Can i take expired tylenol?

Are you feeling down in the dumps and are wondering if you can take that old bottle of Tylenol sitting atop your medicine cabinet? Well, keep reading to find out whether or not it’s safe for human consumption.

What is Tylenol?

Before we dive into whether expired Tylenol is safe, let’s first understand what this drug even does. Tylenol (aka acetaminophen) is a popular over-the-counter pain reliever used to alleviate headaches, menstrual cramps, arthritis pain, toothaches and fever. It works by blocking certain chemicals in your brain which helps reduce overall pain.

The Shelf Life of Tylenol

Like many medications on the market today, Tylenol comes with an expiration date stamped somewhere on its package or container. This date serves as a guideline for when the drug might start losing potency or become unsafe for consumption.

According to manufacturers’ guidelines, unopened bottles of extra strength 500mg tablets should be good up until three years after their production date, whereas regular strength tablets expire after two years. That said, once opened containers have been exposed to air inside them will cut their shelf life significantly according to some web-medical sources.

It’s worth noting that taking outdated medication may still work effectively but won’t be as effective. Moreover, overtime these drugs could contain toxic contaminants known as Degradation products resulting from chemical breakdowns rendering them useless .

Herein lies the question: Is it okay then use expired medication?

Let’s explore below!

Can You Use Expired Medication Safely?

As long as we keep our medications properly stored under normal circumstances at room temperature without exposure from moisture extremes such as heat , cold/humidity light especially if those variations of heat expose any form causing condensation so no one will make our dorm smell weird! things like Amoxicillin , heart and seizure meds (or nitroglycerin treatment for chest pain), anticoagulants, diuretics might be tough to swallow after a year or so. That being said, it’s been found using expired medications is generally safe for most people.

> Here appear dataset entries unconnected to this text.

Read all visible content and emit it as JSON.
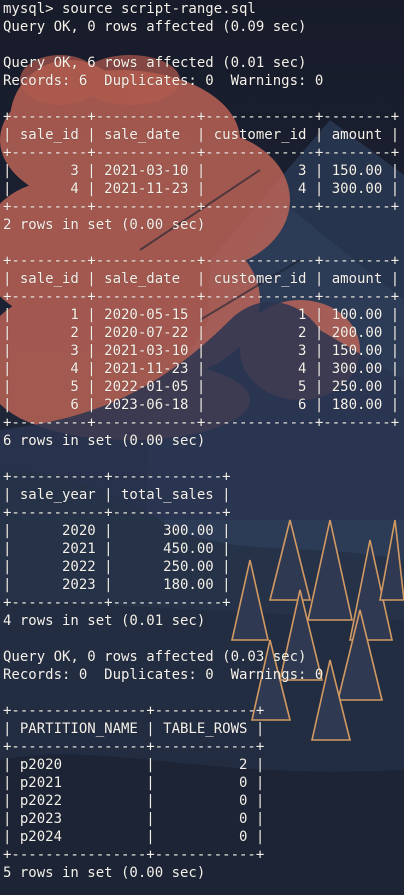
{
  "terminal": {
    "prompt": "mysql>",
    "command": "source script-range.sql"
  },
  "colors": {
    "text": "#f4f1ea",
    "background": "#1e2437",
    "sky_top": "#161b2b",
    "mountain": "#24314a",
    "cloud": "#c86a5a",
    "tree": "#d9a46a"
  },
  "lines": [
    "mysql> source script-range.sql",
    "Query OK, 0 rows affected (0.09 sec)",
    "",
    "Query OK, 6 rows affected (0.01 sec)",
    "Records: 6  Duplicates: 0  Warnings: 0",
    "",
    "+---------+------------+-------------+--------+",
    "| sale_id | sale_date  | customer_id | amount |",
    "+---------+------------+-------------+--------+",
    "|       3 | 2021-03-10 |           3 | 150.00 |",
    "|       4 | 2021-11-23 |           4 | 300.00 |",
    "+---------+------------+-------------+--------+",
    "2 rows in set (0.00 sec)",
    "",
    "+---------+------------+-------------+--------+",
    "| sale_id | sale_date  | customer_id | amount |",
    "+---------+------------+-------------+--------+",
    "|       1 | 2020-05-15 |           1 | 100.00 |",
    "|       2 | 2020-07-22 |           2 | 200.00 |",
    "|       3 | 2021-03-10 |           3 | 150.00 |",
    "|       4 | 2021-11-23 |           4 | 300.00 |",
    "|       5 | 2022-01-05 |           5 | 250.00 |",
    "|       6 | 2023-06-18 |           6 | 180.00 |",
    "+---------+------------+-------------+--------+",
    "6 rows in set (0.00 sec)",
    "",
    "+-----------+-------------+",
    "| sale_year | total_sales |",
    "+-----------+-------------+",
    "|      2020 |      300.00 |",
    "|      2021 |      450.00 |",
    "|      2022 |      250.00 |",
    "|      2023 |      180.00 |",
    "+-----------+-------------+",
    "4 rows in set (0.01 sec)",
    "",
    "Query OK, 0 rows affected (0.03 sec)",
    "Records: 0  Duplicates: 0  Warnings: 0",
    "",
    "+----------------+------------+",
    "| PARTITION_NAME | TABLE_ROWS |",
    "+----------------+------------+",
    "| p2020          |          2 |",
    "| p2021          |          0 |",
    "| p2022          |          0 |",
    "| p2023          |          0 |",
    "| p2024          |          0 |",
    "+----------------+------------+",
    "5 rows in set (0.00 sec)"
  ]
}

That doesn’t mean you should go taking dad’s Tylenol from his truck glove box that has no date on it next time you have a headache though!

How Do You Figure Out If Your Medication Is Expired?

Again seeking expert advice (Ask your pharmacist). Most medications will clearly show an expiration date on its container/packaging not harder than reading the directions for use! It’s always wise to err on the side of caution and simply dispose of any medication past its expiration date.

If there isn’t one, then either sort by newness when ordering again — manufacturers are required by law to include this info somewhere— or kindly ask your local pharmacy if they can help identify actual dates that potentially could fall outside those guidelines we mentioned above earlier.

Unused prescriptions at home especially over two years old shouldn’t be taken but responsibly discarded via drop off systems like who states: “Prescription drug take-back programs allow consumers of prescription drugs in America opportunities to properly discard their unused dangerous substances through fast turn around efforts provided freely using already existing service locations across our country.”

So Can I Take Expired Tylenol

The short answer? Technically yes, as long as it hasn’t changed color form smell texture which would indicate possible bacterial contamination nor visual things such as spilling some pills out . Here are some factors you need to consider before popping open an old bottle:

  • When did the medication expire?
  • Has the drug packaging been damaged?
  • Has the pill changed color, consistency or developed a strange odor/flavor?
  • What type of medication is it?

Risks Associated with Taking Expired Medication

Although taking expired Tylenol or any medication generally isn’t harmful, there are risks associated with doing so:

  • Decreased effectiveness of the drug
  • An increased risk of side effects such as nausea and vomiting
  • Possible bacterial contamination


In summary, if you’re feeling under the weather and debating whether to take an old bottle of Tylenol, it’s better to play it safe. While taking outdated medication may still work effectively, why risk ingesting something that has a chance of actually making things worse? No joke here – no pain is worth risking your health over! So before popping pills from that 2009 Costco run again: check for expiration dates on packaging first. It’s also always good practice when in doubt to consult medical professionals like your doctor or pharmacist.They will be able to offer relevant counsel on safety precautions necessary dependent upon individual cases.

Stay healthy folks!